Input data
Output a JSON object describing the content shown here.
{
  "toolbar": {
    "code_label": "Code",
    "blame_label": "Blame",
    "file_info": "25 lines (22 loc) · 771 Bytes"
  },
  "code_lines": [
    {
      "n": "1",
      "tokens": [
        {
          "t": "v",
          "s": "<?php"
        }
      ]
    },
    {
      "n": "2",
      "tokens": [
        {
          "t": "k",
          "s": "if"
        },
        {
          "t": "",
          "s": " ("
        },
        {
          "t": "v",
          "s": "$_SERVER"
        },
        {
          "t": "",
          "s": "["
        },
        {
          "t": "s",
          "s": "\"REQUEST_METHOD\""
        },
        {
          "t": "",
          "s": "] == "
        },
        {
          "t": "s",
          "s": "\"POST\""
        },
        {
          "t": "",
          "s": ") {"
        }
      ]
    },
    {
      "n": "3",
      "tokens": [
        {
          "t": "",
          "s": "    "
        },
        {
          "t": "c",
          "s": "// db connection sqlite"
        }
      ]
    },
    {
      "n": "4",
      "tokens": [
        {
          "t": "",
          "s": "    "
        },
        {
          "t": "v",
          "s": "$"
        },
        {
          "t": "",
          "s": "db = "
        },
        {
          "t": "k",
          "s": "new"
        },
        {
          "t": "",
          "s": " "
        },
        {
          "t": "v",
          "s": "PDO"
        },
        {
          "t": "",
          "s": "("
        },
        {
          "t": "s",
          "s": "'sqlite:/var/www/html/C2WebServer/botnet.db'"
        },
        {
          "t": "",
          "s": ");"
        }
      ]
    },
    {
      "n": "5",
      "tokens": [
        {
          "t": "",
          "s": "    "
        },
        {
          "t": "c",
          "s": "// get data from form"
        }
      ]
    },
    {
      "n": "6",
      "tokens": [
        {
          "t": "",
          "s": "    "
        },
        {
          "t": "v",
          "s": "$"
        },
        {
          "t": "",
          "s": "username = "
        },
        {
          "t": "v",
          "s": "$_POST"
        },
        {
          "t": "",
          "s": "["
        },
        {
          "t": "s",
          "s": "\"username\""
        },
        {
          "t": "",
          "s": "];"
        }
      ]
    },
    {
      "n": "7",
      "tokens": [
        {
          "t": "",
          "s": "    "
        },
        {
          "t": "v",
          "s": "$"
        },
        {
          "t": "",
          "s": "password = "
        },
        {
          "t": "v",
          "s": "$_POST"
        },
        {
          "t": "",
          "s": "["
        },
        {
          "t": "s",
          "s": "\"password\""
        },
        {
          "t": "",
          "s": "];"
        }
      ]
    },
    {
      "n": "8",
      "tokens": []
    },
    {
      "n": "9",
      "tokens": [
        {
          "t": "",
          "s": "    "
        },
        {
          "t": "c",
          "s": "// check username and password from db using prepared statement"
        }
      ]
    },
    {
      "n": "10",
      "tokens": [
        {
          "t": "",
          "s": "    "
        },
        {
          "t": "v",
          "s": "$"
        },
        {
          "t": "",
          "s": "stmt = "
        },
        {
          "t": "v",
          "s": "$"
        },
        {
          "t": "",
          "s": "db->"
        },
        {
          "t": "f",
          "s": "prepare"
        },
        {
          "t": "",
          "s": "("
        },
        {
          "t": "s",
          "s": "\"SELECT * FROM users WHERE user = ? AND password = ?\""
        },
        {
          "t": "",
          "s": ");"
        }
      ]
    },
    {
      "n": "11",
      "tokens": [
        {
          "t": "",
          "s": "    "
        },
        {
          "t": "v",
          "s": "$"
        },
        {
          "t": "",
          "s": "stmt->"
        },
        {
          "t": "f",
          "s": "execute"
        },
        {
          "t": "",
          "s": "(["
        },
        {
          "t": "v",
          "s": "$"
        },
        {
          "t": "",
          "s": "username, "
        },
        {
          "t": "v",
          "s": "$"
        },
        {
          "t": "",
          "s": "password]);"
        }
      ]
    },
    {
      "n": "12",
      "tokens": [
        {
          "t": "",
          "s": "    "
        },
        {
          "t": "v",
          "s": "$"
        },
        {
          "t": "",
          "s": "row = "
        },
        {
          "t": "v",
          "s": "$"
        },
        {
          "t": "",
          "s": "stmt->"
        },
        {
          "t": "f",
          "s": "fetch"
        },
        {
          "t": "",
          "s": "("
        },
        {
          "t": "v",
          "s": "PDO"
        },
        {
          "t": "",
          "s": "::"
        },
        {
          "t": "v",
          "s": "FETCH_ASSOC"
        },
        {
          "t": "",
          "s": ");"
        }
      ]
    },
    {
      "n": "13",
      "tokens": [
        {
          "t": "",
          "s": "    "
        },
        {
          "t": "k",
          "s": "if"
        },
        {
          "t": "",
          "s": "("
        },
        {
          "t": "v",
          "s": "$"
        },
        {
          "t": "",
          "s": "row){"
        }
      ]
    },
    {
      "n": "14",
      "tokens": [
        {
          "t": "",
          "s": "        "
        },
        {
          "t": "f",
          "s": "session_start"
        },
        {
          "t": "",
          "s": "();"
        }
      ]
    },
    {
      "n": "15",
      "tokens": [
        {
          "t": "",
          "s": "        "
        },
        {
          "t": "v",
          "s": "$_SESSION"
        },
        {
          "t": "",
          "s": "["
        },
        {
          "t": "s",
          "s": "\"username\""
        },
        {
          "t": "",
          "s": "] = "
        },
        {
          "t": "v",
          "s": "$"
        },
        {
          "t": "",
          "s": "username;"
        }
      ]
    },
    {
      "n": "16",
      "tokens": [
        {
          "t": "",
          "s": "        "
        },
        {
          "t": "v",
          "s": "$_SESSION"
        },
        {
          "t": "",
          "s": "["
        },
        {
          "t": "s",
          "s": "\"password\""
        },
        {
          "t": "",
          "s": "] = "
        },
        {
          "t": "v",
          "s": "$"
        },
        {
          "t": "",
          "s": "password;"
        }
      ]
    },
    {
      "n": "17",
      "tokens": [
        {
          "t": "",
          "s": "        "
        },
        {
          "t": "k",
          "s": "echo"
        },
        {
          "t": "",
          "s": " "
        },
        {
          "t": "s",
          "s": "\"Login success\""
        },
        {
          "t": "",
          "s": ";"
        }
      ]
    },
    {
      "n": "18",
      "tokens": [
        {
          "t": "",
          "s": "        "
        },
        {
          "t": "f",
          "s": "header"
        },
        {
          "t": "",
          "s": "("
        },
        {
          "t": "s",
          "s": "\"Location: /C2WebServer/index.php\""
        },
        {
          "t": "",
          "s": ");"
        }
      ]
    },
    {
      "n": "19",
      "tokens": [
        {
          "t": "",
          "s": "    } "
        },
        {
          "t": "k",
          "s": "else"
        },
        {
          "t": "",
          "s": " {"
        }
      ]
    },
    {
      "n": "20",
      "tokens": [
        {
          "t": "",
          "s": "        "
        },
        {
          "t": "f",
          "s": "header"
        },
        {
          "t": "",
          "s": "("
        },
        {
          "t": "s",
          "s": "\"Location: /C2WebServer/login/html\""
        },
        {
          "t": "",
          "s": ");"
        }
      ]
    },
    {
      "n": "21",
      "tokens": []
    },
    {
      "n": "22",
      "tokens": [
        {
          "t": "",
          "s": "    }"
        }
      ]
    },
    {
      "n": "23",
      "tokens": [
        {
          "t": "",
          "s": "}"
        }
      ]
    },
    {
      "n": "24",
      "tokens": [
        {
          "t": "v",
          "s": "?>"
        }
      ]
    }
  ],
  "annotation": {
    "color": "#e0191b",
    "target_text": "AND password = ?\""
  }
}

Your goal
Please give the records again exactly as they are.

Completed exercise
Output a JSON object describing the content shown here.
{
  "toolbar": {
    "code_label": "Code",
    "blame_label": "Blame",
    "file_info": "25 lines (22 loc) · 771 Bytes"
  },
  "code_lines": [
    {
      "n": "1",
      "tokens": [
        {
          "t": "v",
          "s": "<?php"
        }
      ]
    },
    {
      "n": "2",
      "tokens": [
        {
          "t": "k",
          "s": "if"
        },
        {
          "t": "",
          "s": " ("
        },
        {
          "t": "v",
          "s": "$_SERVER"
        },
        {
          "t": "",
          "s": "["
        },
        {
          "t": "s",
          "s": "\"REQUEST_METHOD\""
        },
        {
          "t": "",
          "s": "] == "
        },
        {
          "t": "s",
          "s": "\"POST\""
        },
        {
          "t": "",
          "s": ") {"
        }
      ]
    },
    {
      "n": "3",
      "tokens": [
        {
          "t": "",
          "s": "    "
        },
        {
          "t": "c",
          "s": "// db connection sqlite"
        }
      ]
    },
    {
      "n": "4",
      "tokens": [
        {
          "t": "",
          "s": "    "
        },
        {
          "t": "v",
          "s": "$"
        },
        {
          "t": "",
          "s": "db = "
        },
        {
          "t": "k",
          "s": "new"
        },
        {
          "t": "",
          "s": " "
        },
        {
          "t": "v",
          "s": "PDO"
        },
        {
          "t": "",
          "s": "("
        },
        {
          "t": "s",
          "s": "'sqlite:/var/www/html/C2WebServer/botnet.db'"
        },
        {
          "t": "",
          "s": ");"
        }
      ]
    },
    {
      "n": "5",
      "tokens": [
        {
          "t": "",
          "s": "    "
        },
        {
          "t": "c",
          "s": "// get data from form"
        }
      ]
    },
    {
      "n": "6",
      "tokens": [
        {
          "t": "",
          "s": "    "
        },
        {
          "t": "v",
          "s": "$"
        },
        {
          "t": "",
          "s": "username = "
        },
        {
          "t": "v",
          "s": "$_POST"
        },
        {
          "t": "",
          "s": "["
        },
        {
          "t": "s",
          "s": "\"username\""
        },
        {
          "t": "",
          "s": "];"
        }
      ]
    },
    {
      "n": "7",
      "tokens": [
        {
          "t": "",
          "s": "    "
        },
        {
          "t": "v",
          "s": "$"
        },
        {
          "t": "",
          "s": "password = "
        },
        {
          "t": "v",
          "s": "$_POST"
        },
        {
          "t": "",
          "s": "["
        },
        {
          "t": "s",
          "s": "\"password\""
        },
        {
          "t": "",
          "s": "];"
        }
      ]
    },
    {
      "n": "8",
      "tokens": []
    },
    {
      "n": "9",
      "tokens": [
        {
          "t": "",
          "s": "    "
        },
        {
          "t": "c",
          "s": "// check username and password from db using prepared statement"
        }
      ]
    },
    {
      "n": "10",
      "tokens": [
        {
          "t": "",
          "s": "    "
        },
        {
          "t": "v",
          "s": "$"
        },
        {
          "t": "",
          "s": "stmt = "
        },
        {
          "t": "v",
          "s": "$"
        },
        {
          "t": "",
          "s": "db->"
        },
        {
          "t": "f",
          "s": "prepare"
        },
        {
          "t": "",
          "s": "("
        },
        {
          "t": "s",
          "s": "\"SELECT * FROM users WHERE user = ? AND password = ?\""
        },
        {
          "t": "",
          "s": ");"
        }
      ]
    },
    {
      "n": "11",
      "tokens": [
        {
          "t": "",
          "s": "    "
        },
        {
          "t": "v",
          "s": "$"
        },
        {
          "t": "",
          "s": "stmt->"
        },
        {
          "t": "f",
          "s": "execute"
        },
        {
          "t": "",
          "s": "(["
        },
        {
          "t": "v",
          "s": "$"
        },
        {
          "t": "",
          "s": "username, "
        },
        {
          "t": "v",
          "s": "$"
        },
        {
          "t": "",
          "s": "password]);"
        }
      ]
    },
    {
      "n": "12",
      "tokens": [
        {
          "t": "",
          "s": "    "
        },
        {
          "t": "v",
          "s": "$"
        },
        {
          "t": "",
          "s": "row = "
        },
        {
          "t": "v",
          "s": "$"
        },
        {
          "t": "",
          "s": "stmt->"
        },
        {
          "t": "f",
          "s": "fetch"
        },
        {
          "t": "",
          "s": "("
        },
        {
          "t": "v",
          "s": "PDO"
        },
        {
          "t": "",
          "s": "::"
        },
        {
          "t": "v",
          "s": "FETCH_ASSOC"
        },
        {
          "t": "",
          "s": ");"
        }
      ]
    },
    {
      "n": "13",
      "tokens": [
        {
          "t": "",
          "s": "    "
        },
        {
          "t": "k",
          "s": "if"
        },
        {
          "t": "",
          "s": "("
        },
        {
          "t": "v",
          "s": "$"
        },
        {
          "t": "",
          "s": "row){"
        }
      ]
    },
    {
      "n": "14",
      "tokens": [
        {
          "t": "",
          "s": "        "
        },
        {
          "t": "f",
          "s": "session_start"
        },
        {
          "t": "",
          "s": "();"
        }
      ]
    },
    {
      "n": "15",
      "tokens": [
        {
          "t": "",
          "s": "        "
        },
        {
          "t": "v",
          "s": "$_SESSION"
        },
        {
          "t": "",
          "s": "["
        },
        {
          "t": "s",
          "s": "\"username\""
        },
        {
          "t": "",
          "s": "] = "
        },
        {
          "t": "v",
          "s": "$"
        },
        {
          "t": "",
          "s": "username;"
        }
      ]
    },
    {
      "n": "16",
      "tokens": [
        {
          "t": "",
          "s": "        "
        },
        {
          "t": "v",
          "s": "$_SESSION"
        },
        {
          "t": "",
          "s": "["
        },
        {
          "t": "s",
          "s": "\"password\""
        },
        {
          "t": "",
          "s": "] = "
        },
        {
          "t": "v",
          "s": "$"
        },
        {
          "t": "",
          "s": "password;"
        }
      ]
    },
    {
      "n": "17",
      "tokens": [
        {
          "t": "",
          "s": "        "
        },
        {
          "t": "k",
          "s": "echo"
        },
        {
          "t": "",
          "s": " "
        },
        {
          "t": "s",
          "s": "\"Login success\""
        },
        {
          "t": "",
          "s": ";"
        }
      ]
    },
    {
      "n": "18",
      "tokens": [
        {
          "t": "",
          "s": "        "
        },
        {
          "t": "f",
          "s": "header"
        },
        {
          "t": "",
          "s": "("
        },
        {
          "t": "s",
          "s": "\"Location: /C2WebServer/index.php\""
        },
        {
          "t": "",
          "s": ");"
        }
      ]
    },
    {
      "n": "19",
      "tokens": [
        {
          "t": "",
          "s": "    } "
        },
        {
          "t": "k",
          "s": "else"
        },
        {
          "t": "",
          "s": " {"
        }
      ]
    },
    {
      "n": "20",
      "tokens": [
        {
          "t": "",
          "s": "        "
        },
        {
          "t": "f",
          "s": "header"
        },
        {
          "t": "",
          "s": "("
        },
        {
          "t": "s",
          "s": "\"Location: /C2WebServer/login/html\""
        },
        {
          "t": "",
          "s": ");"
        }
      ]
    },
    {
      "n": "21",
      "tokens": []
    },
    {
      "n": "22",
      "tokens": [
        {
          "t": "",
          "s": "    }"
        }
      ]
    },
    {
      "n": "23",
      "tokens": [
        {
          "t": "",
          "s": "}"
        }
      ]
    },
    {
      "n": "24",
      "tokens": [
        {
          "t": "v",
          "s": "?>"
        }
      ]
    }
  ],
  "annotation": {
    "color": "#e0191b",
    "target_text": "AND password = ?\""
  }
}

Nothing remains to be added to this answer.